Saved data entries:
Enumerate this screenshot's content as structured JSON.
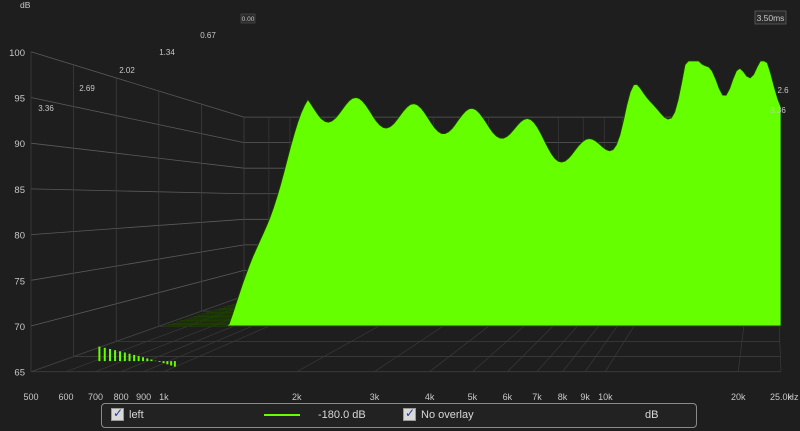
{
  "chart_data": {
    "type": "waterfall",
    "y_unit_label": "dB",
    "x_unit_label": "Hz",
    "time_unit_label": "3.50ms",
    "y_ticks": [
      "100",
      "95",
      "90",
      "85",
      "80",
      "75",
      "70",
      "65"
    ],
    "x_ticks": [
      "500",
      "600",
      "700",
      "800",
      "900",
      "1k",
      "2k",
      "3k",
      "4k",
      "5k",
      "6k",
      "7k",
      "8k",
      "9k",
      "10k",
      "20k",
      "25.0k"
    ],
    "time_ticks_left": [
      "0.00",
      "0.67",
      "1.34",
      "2.02",
      "2.69",
      "3.36"
    ],
    "time_ticks_right": [
      "2.6",
      "3.36"
    ],
    "y_range": [
      65,
      100
    ],
    "x_range_hz": [
      500,
      25000
    ],
    "time_range_ms": [
      0,
      3.5
    ],
    "series_color": "#66ff00",
    "grid": true
  },
  "legend": {
    "channel_label": "left",
    "level": "-180.0 dB",
    "overlay_label": "No overlay",
    "unit_label": "dB"
  }
}
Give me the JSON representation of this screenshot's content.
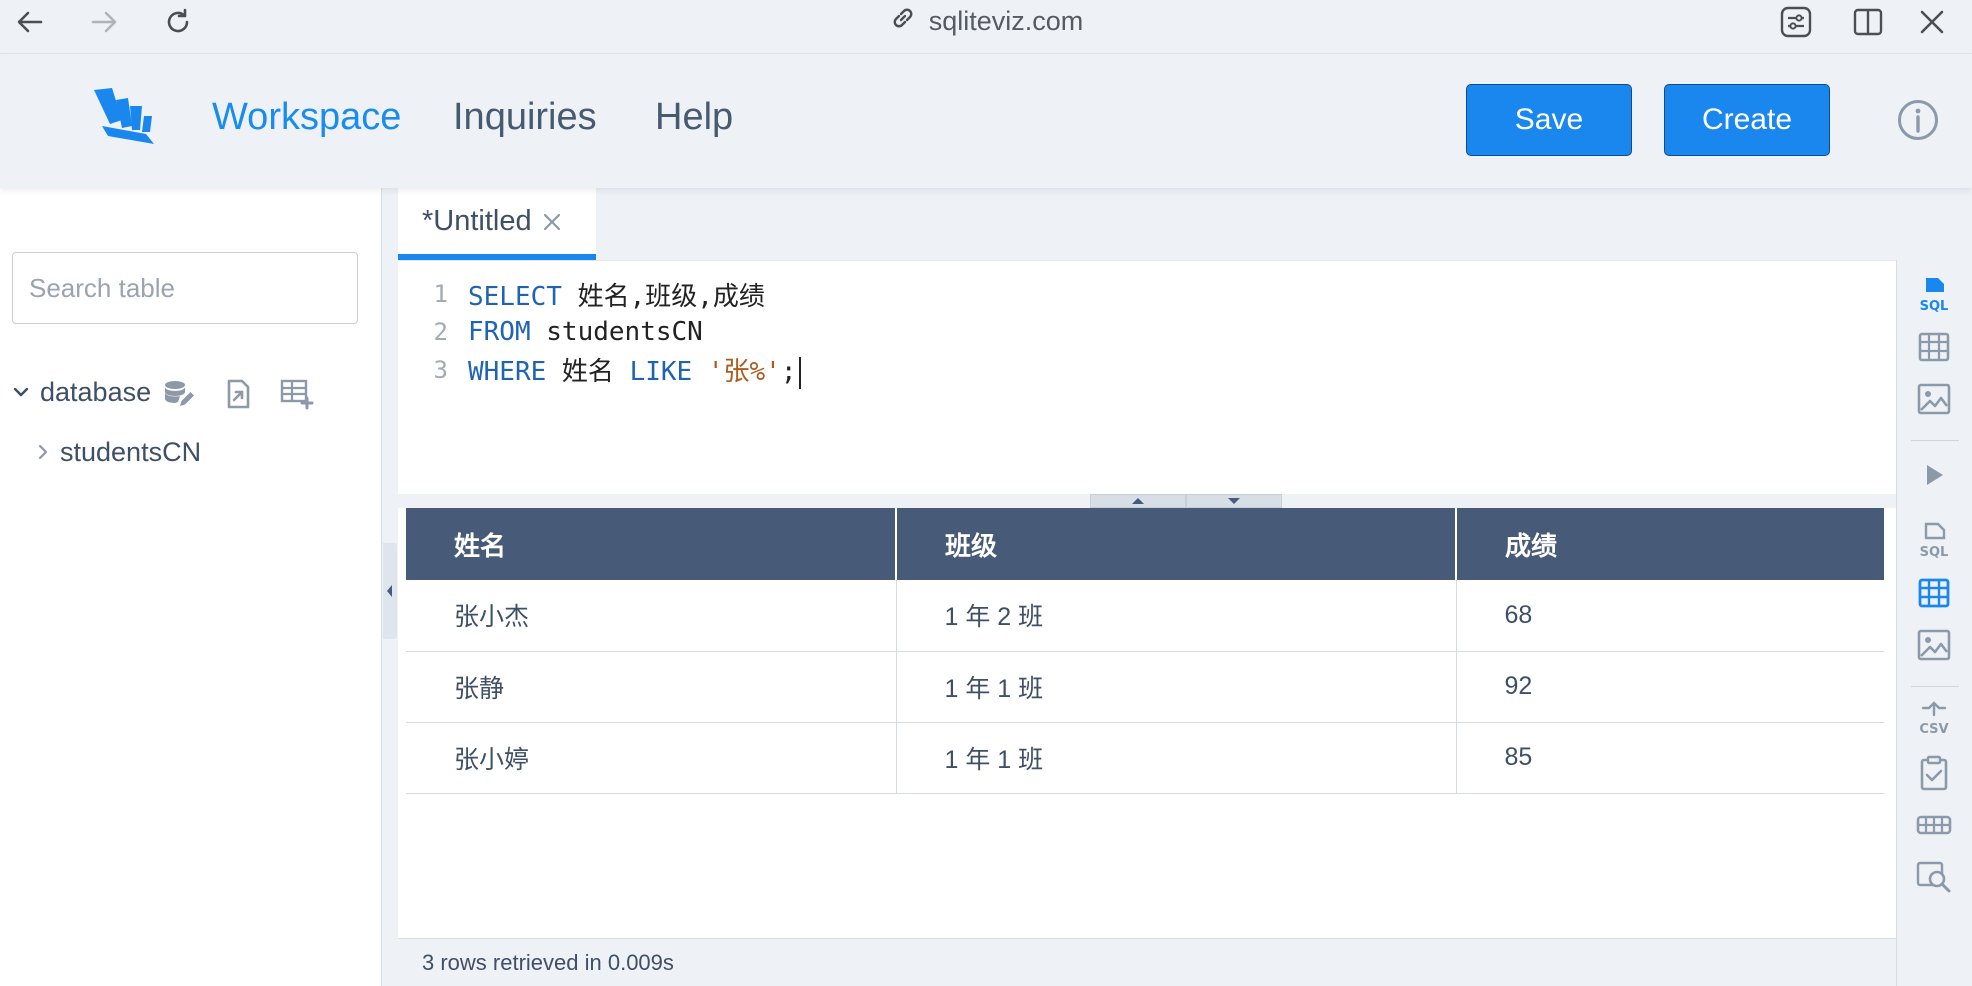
{
  "browser": {
    "url": "sqliteviz.com"
  },
  "header": {
    "nav": {
      "workspace": "Workspace",
      "inquiries": "Inquiries",
      "help": "Help"
    },
    "save_label": "Save",
    "create_label": "Create"
  },
  "sidebar": {
    "search_placeholder": "Search table",
    "database_label": "database",
    "tables": [
      "studentsCN"
    ]
  },
  "tab": {
    "title": "*Untitled"
  },
  "editor": {
    "lines": [
      {
        "num": "1",
        "kw1": "SELECT",
        "rest1": " 姓名,班级,成绩"
      },
      {
        "num": "2",
        "kw1": "FROM",
        "rest1": " studentsCN"
      },
      {
        "num": "3",
        "kw1": "WHERE",
        "rest1": " 姓名 ",
        "kw2": "LIKE",
        "str": " '张%'",
        "tail": ";"
      }
    ]
  },
  "results": {
    "columns": [
      "姓名",
      "班级",
      "成绩"
    ],
    "rows": [
      [
        "张小杰",
        "1 年 2 班",
        "68"
      ],
      [
        "张静",
        "1 年 1 班",
        "92"
      ],
      [
        "张小婷",
        "1 年 1 班",
        "85"
      ]
    ]
  },
  "status": {
    "text": "3 rows retrieved in 0.009s"
  },
  "colors": {
    "accent": "#1a87ee",
    "table_header": "#475b78",
    "keyword": "#1f63b5",
    "string": "#b05a1b"
  }
}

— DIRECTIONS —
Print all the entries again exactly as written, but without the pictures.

— EXERCISE ANSWER —
Enumerate this screenshot's content as structured JSON.
{
  "chart_data": {
    "type": "waterfall",
    "y_unit_label": "dB",
    "x_unit_label": "Hz",
    "time_unit_label": "3.50ms",
    "y_ticks": [
      "100",
      "95",
      "90",
      "85",
      "80",
      "75",
      "70",
      "65"
    ],
    "x_ticks": [
      "500",
      "600",
      "700",
      "800",
      "900",
      "1k",
      "2k",
      "3k",
      "4k",
      "5k",
      "6k",
      "7k",
      "8k",
      "9k",
      "10k",
      "20k",
      "25.0k"
    ],
    "time_ticks_left": [
      "0.00",
      "0.67",
      "1.34",
      "2.02",
      "2.69",
      "3.36"
    ],
    "time_ticks_right": [
      "2.6",
      "3.36"
    ],
    "y_range": [
      65,
      100
    ],
    "x_range_hz": [
      500,
      25000
    ],
    "time_range_ms": [
      0,
      3.5
    ],
    "series_color": "#66ff00",
    "grid": true
  },
  "legend": {
    "channel_label": "left",
    "level": "-180.0 dB",
    "overlay_label": "No overlay",
    "unit_label": "dB"
  }
}
Give me the JSON representation of this screenshot's content.
{
  "browser": {
    "url": "sqliteviz.com"
  },
  "header": {
    "nav": {
      "workspace": "Workspace",
      "inquiries": "Inquiries",
      "help": "Help"
    },
    "save_label": "Save",
    "create_label": "Create"
  },
  "sidebar": {
    "search_placeholder": "Search table",
    "database_label": "database",
    "tables": [
      "studentsCN"
    ]
  },
  "tab": {
    "title": "*Untitled"
  },
  "editor": {
    "lines": [
      {
        "num": "1",
        "kw1": "SELECT",
        "rest1": " 姓名,班级,成绩"
      },
      {
        "num": "2",
        "kw1": "FROM",
        "rest1": " studentsCN"
      },
      {
        "num": "3",
        "kw1": "WHERE",
        "rest1": " 姓名 ",
        "kw2": "LIKE",
        "str": " '张%'",
        "tail": ";"
      }
    ]
  },
  "results": {
    "columns": [
      "姓名",
      "班级",
      "成绩"
    ],
    "rows": [
      [
        "张小杰",
        "1 年 2 班",
        "68"
      ],
      [
        "张静",
        "1 年 1 班",
        "92"
      ],
      [
        "张小婷",
        "1 年 1 班",
        "85"
      ]
    ]
  },
  "status": {
    "text": "3 rows retrieved in 0.009s"
  },
  "colors": {
    "accent": "#1a87ee",
    "table_header": "#475b78",
    "keyword": "#1f63b5",
    "string": "#b05a1b"
  }
}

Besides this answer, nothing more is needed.